┌─ DATA FOR THIS TASK

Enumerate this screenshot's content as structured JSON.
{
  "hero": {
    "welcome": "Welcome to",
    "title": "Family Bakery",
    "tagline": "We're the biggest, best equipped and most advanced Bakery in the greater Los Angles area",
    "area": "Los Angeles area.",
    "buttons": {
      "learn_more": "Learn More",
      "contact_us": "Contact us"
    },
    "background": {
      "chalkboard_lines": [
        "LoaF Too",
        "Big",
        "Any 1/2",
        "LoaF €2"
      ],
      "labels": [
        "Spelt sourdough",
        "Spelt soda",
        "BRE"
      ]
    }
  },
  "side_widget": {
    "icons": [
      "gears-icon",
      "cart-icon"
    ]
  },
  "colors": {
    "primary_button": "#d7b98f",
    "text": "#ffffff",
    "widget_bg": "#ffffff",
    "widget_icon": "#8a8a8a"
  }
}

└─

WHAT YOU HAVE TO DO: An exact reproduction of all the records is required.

RESULT FOR THIS TASK:
Enumerate this screenshot's content as structured JSON.
{
  "hero": {
    "welcome": "Welcome to",
    "title": "Family Bakery",
    "tagline": "We're the biggest, best equipped and most advanced Bakery in the greater Los Angles area",
    "area": "Los Angeles area.",
    "buttons": {
      "learn_more": "Learn More",
      "contact_us": "Contact us"
    },
    "background": {
      "chalkboard_lines": [
        "LoaF Too",
        "Big",
        "Any 1/2",
        "LoaF €2"
      ],
      "labels": [
        "Spelt sourdough",
        "Spelt soda",
        "BRE"
      ]
    }
  },
  "side_widget": {
    "icons": [
      "gears-icon",
      "cart-icon"
    ]
  },
  "colors": {
    "primary_button": "#d7b98f",
    "text": "#ffffff",
    "widget_bg": "#ffffff",
    "widget_icon": "#8a8a8a"
  }
}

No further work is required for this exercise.